U.S. Classification257/208, 438/131, 257/E21.532, 438/128, 257/E23.01
International ClassificationH01L21/70, H01L23/48
Cooperative ClassificationH01L27/101, H01L27/11206, H01L27/112, H01L27/1021
European ClassificationH01L27/10C, H01L27/102D, H01L27/112, H01L27/112P
Legal Events
DateCodeEventDescription
Jul 1, 2009ASAssignment
Owner name: MACRONIX INTERNATIONAL CO., LTD., TAIWAN

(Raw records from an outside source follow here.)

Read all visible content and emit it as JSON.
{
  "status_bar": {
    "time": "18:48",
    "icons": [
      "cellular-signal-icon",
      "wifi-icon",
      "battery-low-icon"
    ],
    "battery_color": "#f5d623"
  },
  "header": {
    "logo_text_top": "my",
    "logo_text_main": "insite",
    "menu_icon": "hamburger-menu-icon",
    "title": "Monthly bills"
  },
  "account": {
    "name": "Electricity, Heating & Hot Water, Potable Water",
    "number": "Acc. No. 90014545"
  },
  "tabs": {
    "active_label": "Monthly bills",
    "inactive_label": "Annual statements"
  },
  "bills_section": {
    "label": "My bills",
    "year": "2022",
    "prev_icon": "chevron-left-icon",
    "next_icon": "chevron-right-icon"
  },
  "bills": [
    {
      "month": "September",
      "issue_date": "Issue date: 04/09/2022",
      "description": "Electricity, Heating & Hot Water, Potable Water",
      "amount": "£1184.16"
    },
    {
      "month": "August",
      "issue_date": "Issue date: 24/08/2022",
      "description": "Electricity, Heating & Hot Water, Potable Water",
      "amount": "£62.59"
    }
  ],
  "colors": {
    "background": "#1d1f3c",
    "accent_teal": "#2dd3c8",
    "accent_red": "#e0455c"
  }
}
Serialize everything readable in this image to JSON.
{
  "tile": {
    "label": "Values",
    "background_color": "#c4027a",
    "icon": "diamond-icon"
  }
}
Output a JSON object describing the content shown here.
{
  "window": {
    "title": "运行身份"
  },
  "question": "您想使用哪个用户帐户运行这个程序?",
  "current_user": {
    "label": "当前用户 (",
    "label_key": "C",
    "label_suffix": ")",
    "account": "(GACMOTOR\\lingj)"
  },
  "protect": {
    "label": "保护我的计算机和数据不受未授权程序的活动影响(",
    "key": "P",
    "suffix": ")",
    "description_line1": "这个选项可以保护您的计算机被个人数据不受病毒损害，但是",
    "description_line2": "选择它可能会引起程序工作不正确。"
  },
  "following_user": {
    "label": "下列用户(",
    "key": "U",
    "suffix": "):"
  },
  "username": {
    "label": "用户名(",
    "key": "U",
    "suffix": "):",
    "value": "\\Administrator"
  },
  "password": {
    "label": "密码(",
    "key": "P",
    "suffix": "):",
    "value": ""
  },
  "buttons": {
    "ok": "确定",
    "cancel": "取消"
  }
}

Free format text: ASSIGNMENT OF ASSIGNORS INTEREST;ASSIGNORS:LUNG, HSIANG-LAN;LUE, HANG-TING;SIGNING DATES FROM 20090623 TO 20090626;REEL/FRAME:022905/0644